YOUR OBJECTIVE:
Whenever the word "JSON" shows up in a line of the data, copy that line.

Data extracted from a collection:
Content starts
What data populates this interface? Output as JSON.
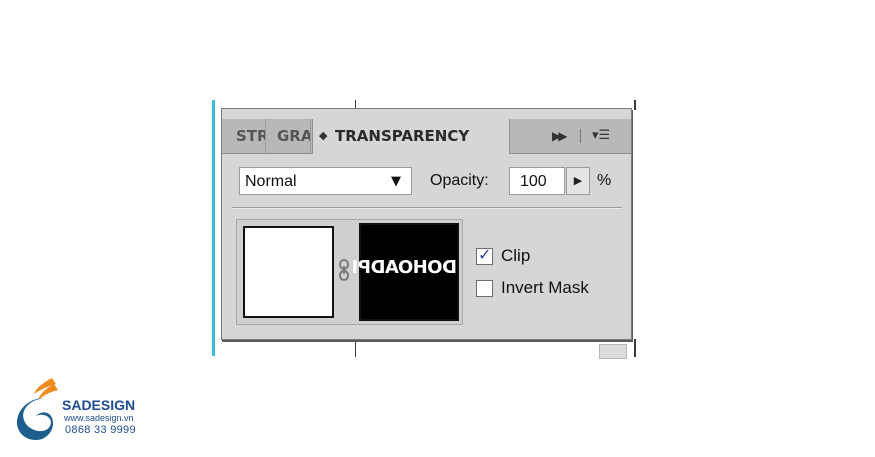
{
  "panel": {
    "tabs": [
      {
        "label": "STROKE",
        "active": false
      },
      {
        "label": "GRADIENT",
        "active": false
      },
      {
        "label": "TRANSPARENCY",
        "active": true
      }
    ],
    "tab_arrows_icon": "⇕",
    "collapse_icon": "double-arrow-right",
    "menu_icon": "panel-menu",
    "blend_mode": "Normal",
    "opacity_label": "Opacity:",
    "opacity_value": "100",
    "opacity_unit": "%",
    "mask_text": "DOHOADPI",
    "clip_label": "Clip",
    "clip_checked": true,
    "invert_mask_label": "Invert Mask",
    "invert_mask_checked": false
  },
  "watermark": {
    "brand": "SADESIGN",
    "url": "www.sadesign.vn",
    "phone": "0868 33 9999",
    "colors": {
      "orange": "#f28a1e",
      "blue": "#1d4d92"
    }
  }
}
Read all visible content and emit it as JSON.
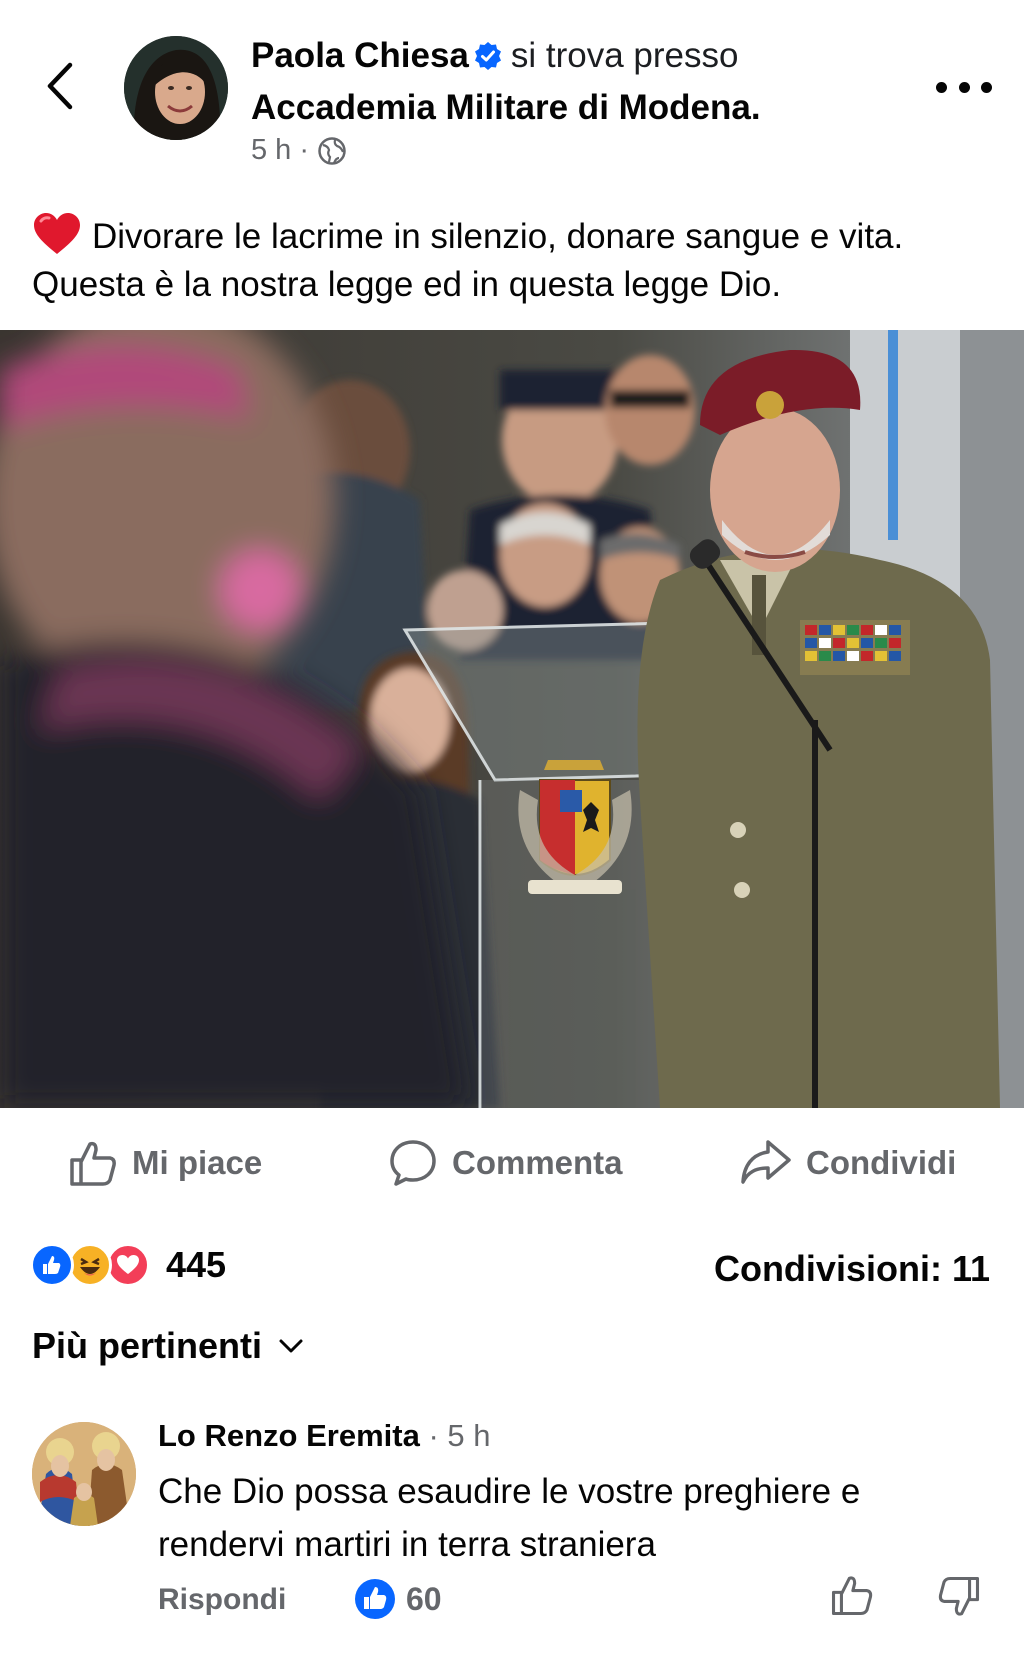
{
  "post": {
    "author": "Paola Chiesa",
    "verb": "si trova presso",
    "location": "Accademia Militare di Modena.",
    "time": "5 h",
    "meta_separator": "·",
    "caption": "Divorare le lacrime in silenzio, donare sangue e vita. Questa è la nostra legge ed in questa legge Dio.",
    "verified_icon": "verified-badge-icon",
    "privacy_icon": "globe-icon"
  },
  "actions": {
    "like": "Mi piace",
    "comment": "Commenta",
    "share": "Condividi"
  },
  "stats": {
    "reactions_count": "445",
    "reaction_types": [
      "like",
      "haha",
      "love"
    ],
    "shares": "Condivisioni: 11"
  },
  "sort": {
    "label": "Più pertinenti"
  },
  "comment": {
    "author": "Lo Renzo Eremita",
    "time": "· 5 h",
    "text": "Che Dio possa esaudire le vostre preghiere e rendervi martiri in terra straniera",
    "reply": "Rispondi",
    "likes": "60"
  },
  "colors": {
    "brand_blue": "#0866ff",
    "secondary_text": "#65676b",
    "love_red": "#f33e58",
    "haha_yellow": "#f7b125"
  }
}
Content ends
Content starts
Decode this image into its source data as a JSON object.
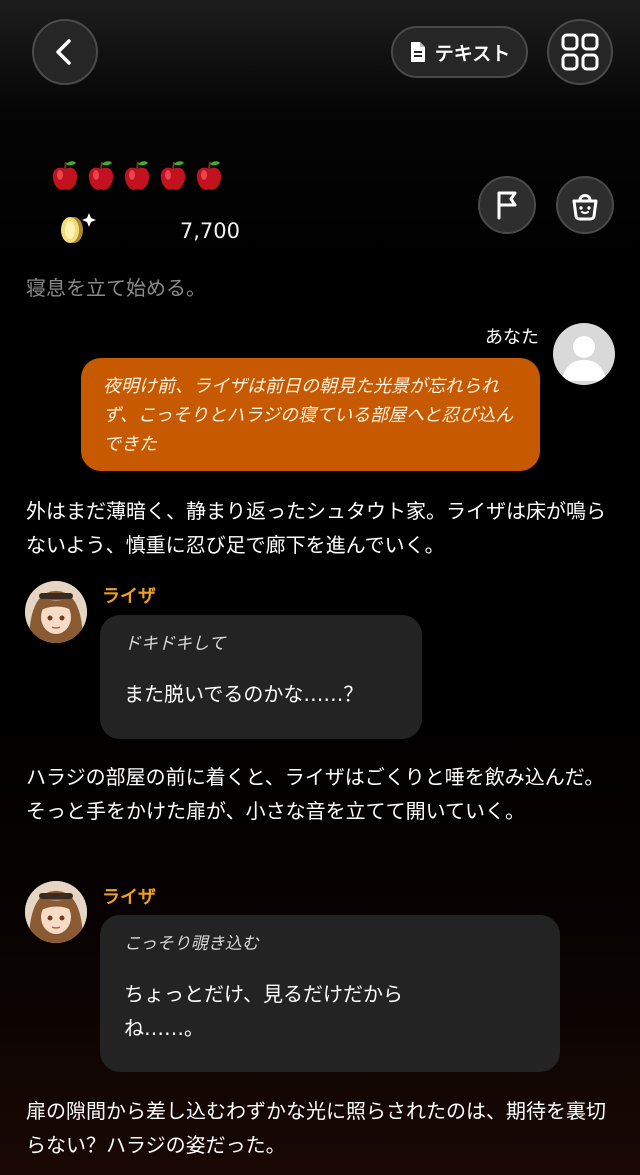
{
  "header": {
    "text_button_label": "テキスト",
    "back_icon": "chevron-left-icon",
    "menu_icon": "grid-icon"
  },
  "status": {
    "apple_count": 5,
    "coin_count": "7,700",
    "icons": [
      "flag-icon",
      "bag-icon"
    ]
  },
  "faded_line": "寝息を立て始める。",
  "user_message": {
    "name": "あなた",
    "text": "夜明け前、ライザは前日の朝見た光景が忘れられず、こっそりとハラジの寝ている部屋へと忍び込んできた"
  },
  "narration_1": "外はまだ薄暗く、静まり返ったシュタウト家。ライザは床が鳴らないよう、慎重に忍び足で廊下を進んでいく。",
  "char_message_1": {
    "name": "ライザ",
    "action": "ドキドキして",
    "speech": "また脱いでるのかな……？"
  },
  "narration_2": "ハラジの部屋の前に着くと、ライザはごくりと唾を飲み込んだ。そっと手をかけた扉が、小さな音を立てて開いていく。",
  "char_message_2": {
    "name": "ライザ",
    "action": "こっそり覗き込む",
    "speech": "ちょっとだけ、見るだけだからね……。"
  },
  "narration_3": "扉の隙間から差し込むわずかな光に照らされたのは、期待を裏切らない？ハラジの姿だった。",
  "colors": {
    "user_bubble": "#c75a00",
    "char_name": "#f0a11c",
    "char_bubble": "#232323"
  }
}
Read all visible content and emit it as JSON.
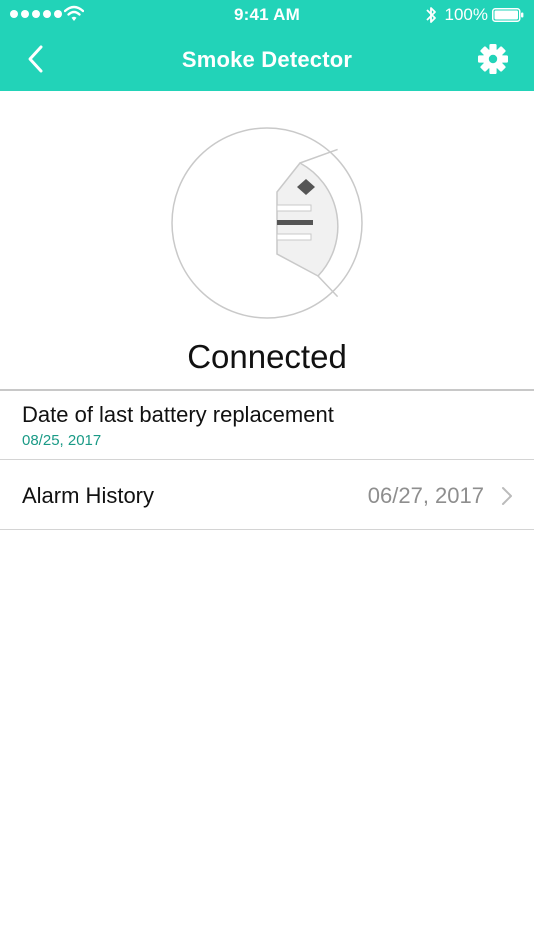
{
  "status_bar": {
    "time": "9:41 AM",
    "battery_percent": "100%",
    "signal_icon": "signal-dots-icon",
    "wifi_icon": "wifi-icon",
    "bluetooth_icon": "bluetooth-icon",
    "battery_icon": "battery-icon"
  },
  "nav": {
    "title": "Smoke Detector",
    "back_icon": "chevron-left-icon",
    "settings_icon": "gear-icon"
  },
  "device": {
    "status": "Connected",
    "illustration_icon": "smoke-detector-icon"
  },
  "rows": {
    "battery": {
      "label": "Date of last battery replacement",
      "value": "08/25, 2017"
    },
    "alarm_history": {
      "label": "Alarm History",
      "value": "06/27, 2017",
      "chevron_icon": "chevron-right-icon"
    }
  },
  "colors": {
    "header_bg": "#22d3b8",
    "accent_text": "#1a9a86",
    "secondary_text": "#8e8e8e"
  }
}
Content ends
RESULT OF THIS TASK:
What data populates this interface? Output as JSON.
Read all visible content and emit it as JSON.
Decode this image into its source data as a JSON object.
Read all visible content and emit it as JSON.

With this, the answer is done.